Where is Blockchain Technology Right Now in Q2 2019?
Advanced technologies like Blockchain and the Internet of Things (IoT) are making inroads in many industries, including food and beverage. Numerous supply chain industry analysts and thought leaders think these technologies will become commonplace within supply chains over the next five years. With blockchain, however, there needs to be a legal framework created for developers; this will probably come about in the next year or two.
Blockchain works well in industries that are highly regulated like chemicals, pharmaceuticals, food, and beverage, etc. Why? Because these industries require bringing transparency to activities like tracking food products from farm to table. Many people focused on healthy living and sustainability want to know more about the products that they buy, sell, use, and how they are disposed of. They want to know where products are sourced and whether these products are sourced and supposed for possible re-use ethically.

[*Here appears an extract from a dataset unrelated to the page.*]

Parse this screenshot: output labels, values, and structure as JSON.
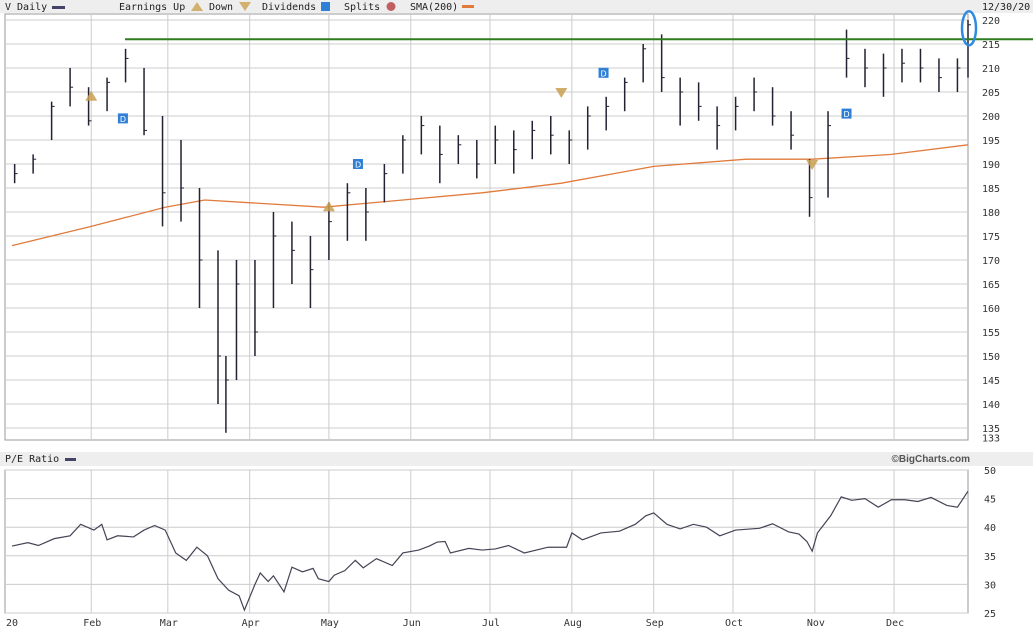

Blockchain provides traceability in product lifecycles by relating data, propagating it and sending it through an organization. In many manufacturing processes, there are steps in the sourcing and production process where documentation is created and accompanies the products as they travel from raw material through stages until finished goods and delivery. This documentation can be regulatory requirements or contractual information. Blockchain helps to correlate and audit the information, such as nutrition and packaging certifications that are created through collaboration with other parties.
Companies are beginning to pilot blockchain to: overcome a particular issue they are having; at the request of a customer; or to gain a competitive edge. Pharmaceuticals are using blockchain to deter the growth of counterfeit drugs. Healthcare is using blockchain to uncover fraud while the insurance and real estate businesses are using blockchain for policies and property transactions. Since the blockchain is based on a trustless system, the traditional paperwork requiring signatures and approvals that are used to validate an event can be eliminated through the usage of the smart contract.
When starting a blockchain project, businesses need first to discern what they are trying to achieve with the blockchain and what are the goals of the project. Do the participants want to improve traceability, prove compliance regulations have been met, get closer to customers? Digital finance is leading in the blockchain marketplace with the most adoptions of the technology. However, experts believe that supply chain applications will overtake the digital finance space in the next 4-5 years.
Experts agree that it requires vision and willing partners to participate in a blockchain trial. Companies can start with a small pilot to prove their value to the participants. Elemica participated in a small pilot to determine if EDI and XML could transact on the blockchain. They created fingerprints of transactions and published them in a permission, private blockchain. A carrier was brought into the mix to try to prove that when goods were delivered whether it could trigger a payment to the carrier through the blockchain. The pilot was successful, and the group continues to test other various scenarios of the supply chain such as material validation and sustainability.
Blockchain Maturity Cycle
Consortiums are forming across various verticals to undertake blockchain projects. The technology is improving with increased rates of transactions/second. As technology improves and a legal framework is standardized, more companies will undergo blockchain projects.
Many adjacent tech trends complement blockchain, and as a result of their success, more technologies will be used with blockchain projects. For example, IoT devices are being used with blockchain. Smart pallets carrying chemicals use tag sensors to measure decibels, temperature, heat, etc. The data is streamed into the Elemica Digital Supply Network platform where it is rationalized and related to a shipment. If there is a deviation in the information, such as a rise in temperature, the customer is alerted to solve the problem.
The future of blockchain within the supply chain is that more and more companies will adopt the technology. It will be used by the food supply chain for tracking the food from the farmer to the consumer forward and backward. The circular economy and the reduction of waste will use blockchain for sustainability and compliance. It will be used to uncover fraudulent activities, such as another type of oil being sold as olive oil. It can uncover whether hazelnuts have been mixed with peanuts, saving the lives of those who are allergic to peanuts. The success of blockchain will continue to grow as it is used to solve more and more problems in global supply chains. Hang in there – the technology has only just begun to bring value to the enterprise.
To learn more, visit here to listen to a recent Elemica webinar on blockchain.